Advice From Nancy Kerrigan, Three Time Olympic Medalist


Anya Marino '24

Anya Marino ’24 with Nancy Kerrigan.

I began skating when I was about three years old using an old milk crate and beaten-up hockey skates. Every winter without fail, my family and I build an ice rink in our backyard. We could invite friends over on the weekends to make brick-oven pizza and skate. Hockey games and guard races occurred simultaneously. When the ice melted in the spring, my siblings and I would play “Titanic.” We would each wear huge boots and take hockey sticks as paddles. Everyone had their own “glacier,” and we would break the ice while trying not to fall in. For 14 years, I only skated in the winter. This all changed during my freshman year of highschool when my sister was taking figure skating lessons. My mom asked if I would do it too because she wanted to quit. I was hesitant but feeling badly, I agreed. 

It was a rough start for me. I didn’t know how to jump or spin and felt awkward being the oldest (by far) on the ice. I had to relearn how to do forwards and backwards crossovers. Every time I went to practice, I felt embarrassed. I also felt a sense of pride. Looking back, I guess it’s because I love skating, and I wanted to be better. I was sticking with lessons and practicing whenever I could in the backyard. I even woke up at 4am once, just to practice for a few hours, before leaving for school. Although I don’t compete or want to go professional for skating, some of my motivation to keep learning comes from the banner that hangs in the rink I practice at, reading “Home of Olympic Medalist, Nancy Kerrigan.” This banner helps me remember that you work for what you love. And this is exactly what Nancy Kerrigan does. 

I recently met Nancy Kerrigan at the rink I train at. A friend texted me and told me the rink was promoting a skating session with her for the next day. Asking me to come with her, I immediately agreed. The session was very small and helpful. Nancy coached everyone there. I learned that even though she’s an exceptional skater, she’s also a normal human being. She’s down to earth and does everything a normal mom does. I wanted everyone to know this about her so I asked her for an interview and she agreed.

Nancy Kerrigan at the 1994 Olympics. (Beaumont Enterprise)

What made you interested in skating? 

I loved going fast. It was so much fun. We lived very close to the rink so it was convenient to go there. The speed got me hooked. 

When did you know you wanted it to be your career?

I didn’t actually ever consider it a career until it became my career. I hoped I could get good enough to teach lessons to help pay for college. 

Was there ever a time when you wanted to give up? 

Of course there are times when you have doubts, but I loved performing so I never considered giving up. The harder it was, the more determined I became. 

Did you want to give up skating after the attack? 

I definitely did not want to give up skating. I had a great team around me that helped me get through everything that was going on at that time. 

Do you have any significant life lessons you’d like to share? 

We are all stronger than we think, so persevere!

What are your inspirations? 

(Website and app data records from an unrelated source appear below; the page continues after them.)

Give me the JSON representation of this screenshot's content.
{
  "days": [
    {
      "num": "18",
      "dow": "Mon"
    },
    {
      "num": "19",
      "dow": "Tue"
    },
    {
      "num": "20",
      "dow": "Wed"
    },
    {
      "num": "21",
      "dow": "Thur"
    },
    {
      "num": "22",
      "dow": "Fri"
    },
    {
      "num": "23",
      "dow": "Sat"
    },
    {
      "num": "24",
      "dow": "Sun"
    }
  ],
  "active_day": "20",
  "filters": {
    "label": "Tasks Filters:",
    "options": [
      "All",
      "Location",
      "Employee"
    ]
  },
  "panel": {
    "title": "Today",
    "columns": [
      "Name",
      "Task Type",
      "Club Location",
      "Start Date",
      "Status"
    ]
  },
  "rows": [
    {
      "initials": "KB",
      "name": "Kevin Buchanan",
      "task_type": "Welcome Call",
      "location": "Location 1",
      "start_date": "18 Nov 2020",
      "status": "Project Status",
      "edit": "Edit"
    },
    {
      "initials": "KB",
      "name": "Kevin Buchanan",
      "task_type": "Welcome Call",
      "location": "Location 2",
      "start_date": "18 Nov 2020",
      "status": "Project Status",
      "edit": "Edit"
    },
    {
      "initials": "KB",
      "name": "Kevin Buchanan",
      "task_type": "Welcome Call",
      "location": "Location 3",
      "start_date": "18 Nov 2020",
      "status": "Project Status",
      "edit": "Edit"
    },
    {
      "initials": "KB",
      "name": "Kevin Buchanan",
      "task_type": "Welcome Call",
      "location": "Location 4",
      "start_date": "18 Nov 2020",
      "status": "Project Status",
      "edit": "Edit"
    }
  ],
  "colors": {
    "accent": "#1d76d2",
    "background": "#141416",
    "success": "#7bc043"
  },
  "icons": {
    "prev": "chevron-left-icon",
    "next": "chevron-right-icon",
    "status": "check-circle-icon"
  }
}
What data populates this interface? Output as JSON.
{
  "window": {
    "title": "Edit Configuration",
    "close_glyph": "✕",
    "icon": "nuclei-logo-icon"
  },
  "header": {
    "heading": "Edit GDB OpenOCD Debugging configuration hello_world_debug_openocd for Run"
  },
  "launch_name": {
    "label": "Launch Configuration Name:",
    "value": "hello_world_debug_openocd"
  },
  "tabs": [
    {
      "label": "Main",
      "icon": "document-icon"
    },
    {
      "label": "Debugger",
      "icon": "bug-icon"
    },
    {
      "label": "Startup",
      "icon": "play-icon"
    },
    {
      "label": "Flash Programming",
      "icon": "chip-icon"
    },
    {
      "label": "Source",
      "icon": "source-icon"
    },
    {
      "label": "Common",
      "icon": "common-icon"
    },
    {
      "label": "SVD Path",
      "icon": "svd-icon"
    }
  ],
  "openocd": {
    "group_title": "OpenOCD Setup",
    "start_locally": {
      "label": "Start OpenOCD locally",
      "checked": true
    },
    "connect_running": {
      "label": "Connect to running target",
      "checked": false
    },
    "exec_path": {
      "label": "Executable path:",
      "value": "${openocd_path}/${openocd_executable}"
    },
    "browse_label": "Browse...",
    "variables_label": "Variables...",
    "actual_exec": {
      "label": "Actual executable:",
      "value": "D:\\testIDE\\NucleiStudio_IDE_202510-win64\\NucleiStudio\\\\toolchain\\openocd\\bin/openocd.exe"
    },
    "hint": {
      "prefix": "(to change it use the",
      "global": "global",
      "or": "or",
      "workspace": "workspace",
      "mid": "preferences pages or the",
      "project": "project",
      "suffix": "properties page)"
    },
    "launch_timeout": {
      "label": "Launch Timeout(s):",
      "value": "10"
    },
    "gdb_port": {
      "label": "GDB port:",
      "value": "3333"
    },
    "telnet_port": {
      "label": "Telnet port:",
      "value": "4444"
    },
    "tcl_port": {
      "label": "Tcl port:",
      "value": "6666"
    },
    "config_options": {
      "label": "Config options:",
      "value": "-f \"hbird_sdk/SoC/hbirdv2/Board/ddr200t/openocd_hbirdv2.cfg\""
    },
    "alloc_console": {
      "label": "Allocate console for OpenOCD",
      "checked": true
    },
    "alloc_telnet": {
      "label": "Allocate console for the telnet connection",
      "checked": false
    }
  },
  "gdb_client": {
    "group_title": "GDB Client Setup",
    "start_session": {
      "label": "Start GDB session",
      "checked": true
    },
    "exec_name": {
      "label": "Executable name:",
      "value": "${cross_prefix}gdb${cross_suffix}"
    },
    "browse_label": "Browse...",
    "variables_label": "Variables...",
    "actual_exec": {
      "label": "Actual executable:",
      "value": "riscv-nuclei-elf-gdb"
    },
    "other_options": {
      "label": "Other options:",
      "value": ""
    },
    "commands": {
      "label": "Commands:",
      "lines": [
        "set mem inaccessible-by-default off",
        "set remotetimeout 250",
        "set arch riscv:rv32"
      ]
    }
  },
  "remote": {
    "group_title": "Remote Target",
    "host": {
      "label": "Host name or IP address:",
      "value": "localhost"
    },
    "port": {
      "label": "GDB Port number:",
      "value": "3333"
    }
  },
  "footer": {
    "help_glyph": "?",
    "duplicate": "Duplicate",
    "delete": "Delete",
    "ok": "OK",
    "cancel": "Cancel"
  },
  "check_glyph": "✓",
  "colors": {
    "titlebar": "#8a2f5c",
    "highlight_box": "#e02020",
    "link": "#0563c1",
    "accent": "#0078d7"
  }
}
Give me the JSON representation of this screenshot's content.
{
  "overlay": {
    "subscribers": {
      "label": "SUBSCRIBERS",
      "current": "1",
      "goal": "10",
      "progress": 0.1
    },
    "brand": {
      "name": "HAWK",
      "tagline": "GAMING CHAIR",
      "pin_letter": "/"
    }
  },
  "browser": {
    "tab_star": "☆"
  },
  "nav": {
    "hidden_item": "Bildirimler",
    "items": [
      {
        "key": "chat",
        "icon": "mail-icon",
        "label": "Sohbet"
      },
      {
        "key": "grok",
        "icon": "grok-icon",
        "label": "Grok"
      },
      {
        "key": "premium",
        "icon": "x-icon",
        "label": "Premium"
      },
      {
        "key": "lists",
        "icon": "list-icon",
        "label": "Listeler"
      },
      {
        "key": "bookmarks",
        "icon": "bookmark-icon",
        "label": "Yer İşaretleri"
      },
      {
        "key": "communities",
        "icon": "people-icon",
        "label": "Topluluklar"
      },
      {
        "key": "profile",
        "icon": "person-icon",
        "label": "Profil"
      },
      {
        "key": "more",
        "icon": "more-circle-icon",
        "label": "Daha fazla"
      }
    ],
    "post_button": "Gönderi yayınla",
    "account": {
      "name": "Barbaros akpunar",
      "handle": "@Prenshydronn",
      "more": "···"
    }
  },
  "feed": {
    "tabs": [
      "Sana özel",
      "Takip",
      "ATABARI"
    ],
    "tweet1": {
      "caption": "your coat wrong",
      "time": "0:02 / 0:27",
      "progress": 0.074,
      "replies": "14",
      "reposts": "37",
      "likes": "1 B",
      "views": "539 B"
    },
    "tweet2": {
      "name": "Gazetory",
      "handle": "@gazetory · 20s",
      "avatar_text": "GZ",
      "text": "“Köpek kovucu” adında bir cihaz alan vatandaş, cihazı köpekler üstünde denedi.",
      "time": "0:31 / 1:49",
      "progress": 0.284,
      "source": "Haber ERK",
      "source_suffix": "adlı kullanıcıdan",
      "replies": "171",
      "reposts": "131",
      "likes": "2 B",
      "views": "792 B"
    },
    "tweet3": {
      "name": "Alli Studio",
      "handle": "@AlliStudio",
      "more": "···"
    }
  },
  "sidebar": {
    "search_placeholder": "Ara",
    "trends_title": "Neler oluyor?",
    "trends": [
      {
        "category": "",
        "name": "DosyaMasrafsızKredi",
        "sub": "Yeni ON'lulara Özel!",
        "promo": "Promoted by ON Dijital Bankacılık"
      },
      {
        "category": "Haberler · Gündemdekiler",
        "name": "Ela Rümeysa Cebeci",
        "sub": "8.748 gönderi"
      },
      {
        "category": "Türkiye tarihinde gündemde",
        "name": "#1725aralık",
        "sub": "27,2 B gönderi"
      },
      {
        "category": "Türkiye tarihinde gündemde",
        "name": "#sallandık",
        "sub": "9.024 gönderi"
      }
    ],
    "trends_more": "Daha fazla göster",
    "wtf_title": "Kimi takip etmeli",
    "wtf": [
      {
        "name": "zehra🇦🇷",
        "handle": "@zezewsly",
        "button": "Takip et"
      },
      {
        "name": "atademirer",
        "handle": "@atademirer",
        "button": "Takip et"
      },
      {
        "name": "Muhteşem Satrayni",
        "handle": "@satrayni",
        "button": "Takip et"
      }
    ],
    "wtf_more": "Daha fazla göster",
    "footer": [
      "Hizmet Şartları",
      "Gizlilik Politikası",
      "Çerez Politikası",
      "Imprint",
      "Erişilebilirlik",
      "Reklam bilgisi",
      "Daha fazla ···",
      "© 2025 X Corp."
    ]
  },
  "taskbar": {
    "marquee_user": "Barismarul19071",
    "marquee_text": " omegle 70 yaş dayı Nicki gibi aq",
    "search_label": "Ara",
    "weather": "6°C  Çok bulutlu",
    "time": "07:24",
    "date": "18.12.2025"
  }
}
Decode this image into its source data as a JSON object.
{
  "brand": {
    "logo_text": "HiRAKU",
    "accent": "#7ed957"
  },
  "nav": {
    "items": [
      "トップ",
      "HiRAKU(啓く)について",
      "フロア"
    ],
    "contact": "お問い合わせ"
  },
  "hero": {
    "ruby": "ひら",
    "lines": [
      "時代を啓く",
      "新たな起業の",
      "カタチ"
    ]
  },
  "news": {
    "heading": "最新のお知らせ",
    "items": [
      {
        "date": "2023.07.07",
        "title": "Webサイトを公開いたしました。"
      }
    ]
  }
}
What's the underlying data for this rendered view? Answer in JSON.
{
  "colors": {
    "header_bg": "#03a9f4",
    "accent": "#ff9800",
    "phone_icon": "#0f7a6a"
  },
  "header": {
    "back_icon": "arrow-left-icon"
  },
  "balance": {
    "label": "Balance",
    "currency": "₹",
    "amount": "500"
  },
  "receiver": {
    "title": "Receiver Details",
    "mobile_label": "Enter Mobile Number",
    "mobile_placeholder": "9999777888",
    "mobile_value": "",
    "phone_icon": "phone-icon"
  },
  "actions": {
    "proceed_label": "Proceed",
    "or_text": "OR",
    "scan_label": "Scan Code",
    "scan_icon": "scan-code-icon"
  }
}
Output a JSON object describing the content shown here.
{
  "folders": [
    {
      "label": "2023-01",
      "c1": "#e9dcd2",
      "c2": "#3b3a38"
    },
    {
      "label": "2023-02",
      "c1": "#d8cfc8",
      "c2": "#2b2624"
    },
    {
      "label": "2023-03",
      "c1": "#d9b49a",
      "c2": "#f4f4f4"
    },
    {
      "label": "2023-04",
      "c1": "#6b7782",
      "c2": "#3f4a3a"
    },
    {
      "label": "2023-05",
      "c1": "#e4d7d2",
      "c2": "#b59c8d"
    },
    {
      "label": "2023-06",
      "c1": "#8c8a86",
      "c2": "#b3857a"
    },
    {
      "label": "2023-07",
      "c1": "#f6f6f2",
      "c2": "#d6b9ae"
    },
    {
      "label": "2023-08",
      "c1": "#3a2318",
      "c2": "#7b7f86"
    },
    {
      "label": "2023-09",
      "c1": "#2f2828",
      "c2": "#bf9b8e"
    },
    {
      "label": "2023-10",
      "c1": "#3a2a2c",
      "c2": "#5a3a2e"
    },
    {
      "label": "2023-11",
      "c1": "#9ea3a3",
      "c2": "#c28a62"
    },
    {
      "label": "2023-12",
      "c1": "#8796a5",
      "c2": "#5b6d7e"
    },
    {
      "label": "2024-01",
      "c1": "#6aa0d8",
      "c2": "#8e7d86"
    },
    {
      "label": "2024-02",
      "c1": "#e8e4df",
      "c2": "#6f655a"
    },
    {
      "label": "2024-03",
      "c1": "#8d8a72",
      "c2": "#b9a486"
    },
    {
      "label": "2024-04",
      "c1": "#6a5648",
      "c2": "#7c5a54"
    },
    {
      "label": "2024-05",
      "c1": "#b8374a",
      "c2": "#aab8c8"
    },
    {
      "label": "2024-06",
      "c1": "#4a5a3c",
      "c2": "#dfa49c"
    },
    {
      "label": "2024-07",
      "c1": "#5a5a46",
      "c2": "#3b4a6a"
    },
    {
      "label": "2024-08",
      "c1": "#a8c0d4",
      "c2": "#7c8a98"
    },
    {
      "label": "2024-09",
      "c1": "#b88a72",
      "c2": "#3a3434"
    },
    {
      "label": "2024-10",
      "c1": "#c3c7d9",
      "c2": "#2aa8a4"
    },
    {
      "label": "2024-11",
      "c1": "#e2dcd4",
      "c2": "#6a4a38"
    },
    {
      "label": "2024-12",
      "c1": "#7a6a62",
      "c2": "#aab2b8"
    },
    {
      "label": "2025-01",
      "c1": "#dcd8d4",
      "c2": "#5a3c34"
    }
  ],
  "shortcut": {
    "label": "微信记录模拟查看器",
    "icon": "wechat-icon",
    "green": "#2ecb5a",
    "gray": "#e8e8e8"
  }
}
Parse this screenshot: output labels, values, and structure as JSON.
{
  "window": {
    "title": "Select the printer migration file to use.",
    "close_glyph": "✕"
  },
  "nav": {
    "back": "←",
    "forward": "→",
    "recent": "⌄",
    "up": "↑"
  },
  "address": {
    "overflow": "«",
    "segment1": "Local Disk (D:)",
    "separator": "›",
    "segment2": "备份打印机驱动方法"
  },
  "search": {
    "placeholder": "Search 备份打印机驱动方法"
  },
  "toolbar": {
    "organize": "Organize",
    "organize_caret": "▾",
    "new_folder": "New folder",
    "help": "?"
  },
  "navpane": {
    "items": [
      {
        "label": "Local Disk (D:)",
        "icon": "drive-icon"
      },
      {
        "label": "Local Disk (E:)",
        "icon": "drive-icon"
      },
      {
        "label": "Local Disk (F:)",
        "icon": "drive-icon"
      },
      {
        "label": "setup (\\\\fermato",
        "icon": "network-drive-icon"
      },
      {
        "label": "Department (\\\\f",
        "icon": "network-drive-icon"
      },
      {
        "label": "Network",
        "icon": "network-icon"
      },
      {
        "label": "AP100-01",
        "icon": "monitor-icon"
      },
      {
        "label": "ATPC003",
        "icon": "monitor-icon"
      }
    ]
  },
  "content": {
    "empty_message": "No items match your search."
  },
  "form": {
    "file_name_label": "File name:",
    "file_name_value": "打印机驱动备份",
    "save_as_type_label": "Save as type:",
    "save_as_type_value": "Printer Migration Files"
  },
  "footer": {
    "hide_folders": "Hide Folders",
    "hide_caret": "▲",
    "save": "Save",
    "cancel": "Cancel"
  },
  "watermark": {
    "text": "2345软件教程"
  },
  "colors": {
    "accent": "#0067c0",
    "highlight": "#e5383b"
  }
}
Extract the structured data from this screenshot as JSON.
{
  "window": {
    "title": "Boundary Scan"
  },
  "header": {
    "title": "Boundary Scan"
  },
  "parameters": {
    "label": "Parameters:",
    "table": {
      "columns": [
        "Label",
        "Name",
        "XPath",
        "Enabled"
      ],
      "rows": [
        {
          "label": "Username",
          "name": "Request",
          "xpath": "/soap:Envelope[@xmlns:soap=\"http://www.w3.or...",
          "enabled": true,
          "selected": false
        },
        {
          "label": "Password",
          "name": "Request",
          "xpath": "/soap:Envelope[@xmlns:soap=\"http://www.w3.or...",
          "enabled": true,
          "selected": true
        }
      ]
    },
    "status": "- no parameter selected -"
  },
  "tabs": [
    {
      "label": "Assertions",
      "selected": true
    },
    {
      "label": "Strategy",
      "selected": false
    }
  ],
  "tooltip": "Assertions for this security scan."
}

Today, I am inspired by my kids. They are all doing things that they love and working hard to keep growing. It is great to watch and support them.

I am so glad that I met Nancy Kerrigan and had the chance to chat with her about perseverance. She has truly been an inspiration for me to keep going with what I love, on and off the ice. 

By Anya Marino ’24, Faith Editor